Your assignment :: For each line of the data that includes the word "text", copy the line.

Collection entries ::
-------

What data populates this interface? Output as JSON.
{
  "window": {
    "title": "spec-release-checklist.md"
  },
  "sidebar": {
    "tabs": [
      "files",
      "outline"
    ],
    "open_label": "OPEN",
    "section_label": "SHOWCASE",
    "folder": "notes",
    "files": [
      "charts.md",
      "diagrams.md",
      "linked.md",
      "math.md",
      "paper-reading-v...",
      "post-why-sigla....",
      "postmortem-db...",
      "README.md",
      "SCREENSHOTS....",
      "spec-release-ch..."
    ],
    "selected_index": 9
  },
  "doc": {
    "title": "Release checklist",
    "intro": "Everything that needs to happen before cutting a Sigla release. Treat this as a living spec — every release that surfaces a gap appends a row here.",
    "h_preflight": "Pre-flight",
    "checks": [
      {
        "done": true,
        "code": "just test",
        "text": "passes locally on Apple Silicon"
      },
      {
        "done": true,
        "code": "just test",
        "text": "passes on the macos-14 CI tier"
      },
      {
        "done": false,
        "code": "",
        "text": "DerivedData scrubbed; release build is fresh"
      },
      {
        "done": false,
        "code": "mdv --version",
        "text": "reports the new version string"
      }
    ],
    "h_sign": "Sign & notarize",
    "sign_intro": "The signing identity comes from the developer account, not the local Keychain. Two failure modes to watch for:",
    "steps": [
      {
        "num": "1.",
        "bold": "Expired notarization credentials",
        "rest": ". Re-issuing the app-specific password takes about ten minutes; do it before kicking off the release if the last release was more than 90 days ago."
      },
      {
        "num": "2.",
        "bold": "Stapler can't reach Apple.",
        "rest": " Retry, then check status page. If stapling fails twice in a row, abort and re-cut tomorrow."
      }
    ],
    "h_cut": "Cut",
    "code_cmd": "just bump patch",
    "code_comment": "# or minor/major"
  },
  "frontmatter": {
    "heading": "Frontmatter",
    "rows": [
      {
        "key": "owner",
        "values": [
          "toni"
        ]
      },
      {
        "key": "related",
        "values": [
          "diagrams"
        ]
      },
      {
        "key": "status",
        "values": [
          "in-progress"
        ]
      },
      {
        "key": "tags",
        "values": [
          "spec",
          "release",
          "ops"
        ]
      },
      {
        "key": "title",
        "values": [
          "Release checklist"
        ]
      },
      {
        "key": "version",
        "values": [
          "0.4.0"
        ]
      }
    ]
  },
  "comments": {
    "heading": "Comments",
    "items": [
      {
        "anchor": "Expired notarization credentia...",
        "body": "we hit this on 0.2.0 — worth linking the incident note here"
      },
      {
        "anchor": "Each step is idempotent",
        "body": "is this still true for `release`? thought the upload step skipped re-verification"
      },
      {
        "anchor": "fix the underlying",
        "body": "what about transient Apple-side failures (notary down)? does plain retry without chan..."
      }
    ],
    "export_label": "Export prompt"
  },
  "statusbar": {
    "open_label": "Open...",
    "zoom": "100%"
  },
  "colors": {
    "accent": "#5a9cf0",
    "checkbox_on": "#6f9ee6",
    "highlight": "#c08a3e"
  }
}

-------

Finished task ::
        "text": "passes locally on Apple Silicon"
        "text": "passes on the macos-14 CI tier"
        "text": "DerivedData scrubbed; release build is fresh"
        "text": "reports the new version string"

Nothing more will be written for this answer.